        @albuns << album
      end
    end
  end
end

Scala Controller Code:

  
def photos = Cached("photos", 18000) {
    Action { implicit request =>
      Async {
        WS.url("https://graph.facebook.com/daniella.alcarpe/albums").get().map { response =>
          val albuns = (response.json \ "data").
            as[List[JsObject]].filter(album =>
              (album \ "description").toString.equals("\"*\""))

          val photos = albuns.map { album =>
            WS.url("https://graph.facebook.com/" + (album \ "id").toString.replace("\"", "") + "/photos").get().map { response2 =>
              (response2.json \ "data").as[List[JsObject]].map { photo =>
                ((photo \ "images")(3) \ "source").toString.replace("\"", "")
              }
            }
          }

          Ok(views.html.photos(photos))
        }
      }
    }
  }

Again, manipulating JSON in Scala is more ugly, and I had to make a small hack to replace quotes in json for empty string. I don’t know why Play returns the strings with the quotes. Something to improve in the future.

As I said, the music download page is a little bit more tricky, so I’ll leave this code for a next post. I also created automated tests for the website, and I’ll show them in the next post also.

Conclusions

  • It took me 3 days to migrate everything from Rails to Play 2.0
  • Scala is a very nice language and the Play 2.0 framework s very mature and stable. The advantage in using Play is that it is very fast and with incredible performance. It runs inside the JVM. It is a stateless web solution.

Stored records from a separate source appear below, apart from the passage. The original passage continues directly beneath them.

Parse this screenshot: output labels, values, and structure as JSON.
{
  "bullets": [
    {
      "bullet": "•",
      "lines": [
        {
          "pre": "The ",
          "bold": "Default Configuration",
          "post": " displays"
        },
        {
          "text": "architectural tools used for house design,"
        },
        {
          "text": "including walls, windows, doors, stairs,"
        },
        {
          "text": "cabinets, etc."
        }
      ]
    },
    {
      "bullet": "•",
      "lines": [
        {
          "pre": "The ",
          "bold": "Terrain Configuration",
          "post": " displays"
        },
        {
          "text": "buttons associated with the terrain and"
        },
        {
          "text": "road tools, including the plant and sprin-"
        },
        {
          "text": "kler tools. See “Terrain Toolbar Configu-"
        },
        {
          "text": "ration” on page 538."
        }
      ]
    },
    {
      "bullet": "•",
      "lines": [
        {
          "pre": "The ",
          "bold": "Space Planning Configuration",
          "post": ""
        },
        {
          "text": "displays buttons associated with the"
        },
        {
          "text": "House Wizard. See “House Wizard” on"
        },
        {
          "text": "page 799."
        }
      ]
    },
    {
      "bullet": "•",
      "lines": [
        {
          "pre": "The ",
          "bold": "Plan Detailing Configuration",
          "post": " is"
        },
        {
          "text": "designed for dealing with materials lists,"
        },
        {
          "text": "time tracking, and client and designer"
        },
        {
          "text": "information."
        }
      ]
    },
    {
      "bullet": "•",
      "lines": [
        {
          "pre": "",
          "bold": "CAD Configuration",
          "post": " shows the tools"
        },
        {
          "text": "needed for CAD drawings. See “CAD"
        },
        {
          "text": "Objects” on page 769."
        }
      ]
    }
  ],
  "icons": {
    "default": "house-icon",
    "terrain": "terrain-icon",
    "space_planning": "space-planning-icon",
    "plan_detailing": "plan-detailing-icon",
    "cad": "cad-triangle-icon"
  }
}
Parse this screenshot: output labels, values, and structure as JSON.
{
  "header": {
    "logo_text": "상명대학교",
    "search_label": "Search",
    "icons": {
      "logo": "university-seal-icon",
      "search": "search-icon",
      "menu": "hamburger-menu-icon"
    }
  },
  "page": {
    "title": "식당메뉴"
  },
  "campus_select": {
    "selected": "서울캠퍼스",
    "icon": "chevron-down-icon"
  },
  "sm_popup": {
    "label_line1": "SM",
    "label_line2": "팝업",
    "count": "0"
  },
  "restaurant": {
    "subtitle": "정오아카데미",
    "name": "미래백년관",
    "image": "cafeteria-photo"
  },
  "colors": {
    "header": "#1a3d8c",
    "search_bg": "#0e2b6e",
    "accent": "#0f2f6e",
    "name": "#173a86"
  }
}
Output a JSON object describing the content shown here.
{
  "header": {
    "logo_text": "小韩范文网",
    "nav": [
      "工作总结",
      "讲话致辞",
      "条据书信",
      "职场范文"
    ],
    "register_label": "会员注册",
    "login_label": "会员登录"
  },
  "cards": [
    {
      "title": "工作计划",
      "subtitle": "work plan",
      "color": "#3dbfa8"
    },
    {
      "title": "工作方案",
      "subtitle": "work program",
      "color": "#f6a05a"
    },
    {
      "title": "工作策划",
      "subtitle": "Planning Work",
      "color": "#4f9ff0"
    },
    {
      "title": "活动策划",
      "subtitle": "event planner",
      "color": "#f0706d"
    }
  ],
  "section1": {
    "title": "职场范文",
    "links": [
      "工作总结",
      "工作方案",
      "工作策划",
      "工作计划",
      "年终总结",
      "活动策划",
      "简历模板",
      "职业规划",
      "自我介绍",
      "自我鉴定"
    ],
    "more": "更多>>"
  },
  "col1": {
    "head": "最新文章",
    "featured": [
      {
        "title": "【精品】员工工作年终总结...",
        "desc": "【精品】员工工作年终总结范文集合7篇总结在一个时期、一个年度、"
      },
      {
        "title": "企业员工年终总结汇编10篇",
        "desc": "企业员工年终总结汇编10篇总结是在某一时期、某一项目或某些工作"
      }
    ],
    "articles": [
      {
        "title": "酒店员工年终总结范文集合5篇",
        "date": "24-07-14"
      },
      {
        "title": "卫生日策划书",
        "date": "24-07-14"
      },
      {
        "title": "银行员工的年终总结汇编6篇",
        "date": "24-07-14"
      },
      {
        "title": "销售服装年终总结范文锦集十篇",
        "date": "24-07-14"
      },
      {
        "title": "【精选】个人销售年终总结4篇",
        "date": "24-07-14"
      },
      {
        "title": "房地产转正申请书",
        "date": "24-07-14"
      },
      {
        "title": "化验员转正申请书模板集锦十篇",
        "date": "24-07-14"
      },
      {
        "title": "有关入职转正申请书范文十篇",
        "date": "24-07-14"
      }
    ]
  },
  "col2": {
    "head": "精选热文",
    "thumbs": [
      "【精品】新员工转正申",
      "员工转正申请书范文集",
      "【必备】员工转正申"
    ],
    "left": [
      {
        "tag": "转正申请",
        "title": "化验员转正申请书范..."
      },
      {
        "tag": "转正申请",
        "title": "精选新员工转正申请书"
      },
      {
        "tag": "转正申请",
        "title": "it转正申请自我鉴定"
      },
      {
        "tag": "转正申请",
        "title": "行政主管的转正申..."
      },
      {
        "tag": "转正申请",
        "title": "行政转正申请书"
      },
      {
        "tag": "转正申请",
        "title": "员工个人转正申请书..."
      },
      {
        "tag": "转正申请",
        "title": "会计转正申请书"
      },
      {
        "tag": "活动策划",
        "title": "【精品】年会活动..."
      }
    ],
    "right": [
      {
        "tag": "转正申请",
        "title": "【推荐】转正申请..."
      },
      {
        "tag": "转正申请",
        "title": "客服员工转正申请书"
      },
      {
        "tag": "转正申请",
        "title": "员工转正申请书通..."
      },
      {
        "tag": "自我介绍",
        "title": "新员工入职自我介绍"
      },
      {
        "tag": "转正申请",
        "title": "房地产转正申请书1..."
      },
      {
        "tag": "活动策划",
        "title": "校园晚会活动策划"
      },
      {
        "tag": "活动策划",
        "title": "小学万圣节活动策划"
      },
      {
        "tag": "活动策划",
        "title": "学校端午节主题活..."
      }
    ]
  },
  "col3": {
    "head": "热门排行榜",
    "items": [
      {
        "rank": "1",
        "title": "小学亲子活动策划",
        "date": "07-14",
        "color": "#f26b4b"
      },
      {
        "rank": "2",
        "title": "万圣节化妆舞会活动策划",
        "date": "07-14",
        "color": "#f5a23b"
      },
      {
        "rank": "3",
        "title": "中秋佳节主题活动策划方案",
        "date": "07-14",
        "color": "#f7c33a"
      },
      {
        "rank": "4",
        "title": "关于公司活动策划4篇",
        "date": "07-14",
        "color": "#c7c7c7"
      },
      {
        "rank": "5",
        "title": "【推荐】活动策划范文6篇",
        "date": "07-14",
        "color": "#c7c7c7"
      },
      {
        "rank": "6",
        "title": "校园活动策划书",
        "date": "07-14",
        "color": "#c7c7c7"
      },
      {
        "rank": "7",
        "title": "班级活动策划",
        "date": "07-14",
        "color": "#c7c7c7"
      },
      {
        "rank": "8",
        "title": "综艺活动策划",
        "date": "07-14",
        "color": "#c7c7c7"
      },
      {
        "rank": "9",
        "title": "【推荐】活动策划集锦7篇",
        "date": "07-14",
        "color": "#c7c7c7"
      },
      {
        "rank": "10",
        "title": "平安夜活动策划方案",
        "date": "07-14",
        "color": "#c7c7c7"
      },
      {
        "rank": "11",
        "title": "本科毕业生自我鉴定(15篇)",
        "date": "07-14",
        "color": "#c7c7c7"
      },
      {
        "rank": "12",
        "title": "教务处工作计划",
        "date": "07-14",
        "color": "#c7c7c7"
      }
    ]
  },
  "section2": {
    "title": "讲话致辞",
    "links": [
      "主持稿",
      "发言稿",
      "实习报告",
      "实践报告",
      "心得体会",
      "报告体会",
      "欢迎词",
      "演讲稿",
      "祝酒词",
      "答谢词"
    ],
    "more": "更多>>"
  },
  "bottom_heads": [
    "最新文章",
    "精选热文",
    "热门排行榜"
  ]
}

It seems perfect to use it for REST APIs, since the code remais as elegant as a ruby code, with the advantages of static typing languages.
  • It is very easy to deploy Play 2.0 applications. It comes with sbt, which is a very modern built tool. With play dist command, you create a package with everything you need to deploy the stand-alone application
  • Testing is similar to ruby specs. It also has continuous testing
  • The Play 2.0 documentation is very complete. Sometimes, for more difficult things, you will need to go to stackoverflow or the Play API. I did not get in much trouble to find documentation about the challenges I had
  • The only problem I had was with i18n. It looks like version 2.0 is not completely prepared for multiple languages websites. I found a bug report and fix that is already applied for version 2.1, but I did not tested it yet.

2 Comments Migrating from RubyOnRails to Scala Play 2.0 (part 1)

  1. Pingback: Rails vs Play Framework - AgileAndArt

Leave a Reply

Your email address will not be published. Required fields are marked *

You may use these HTML tags and attributes: <a href="" title=""> <abbr title=""> <acronym title=""> <b> <blockquote cite=""> <cite> <code> <del datetime=""> <em> <i> <q cite=""> <strike> <strong>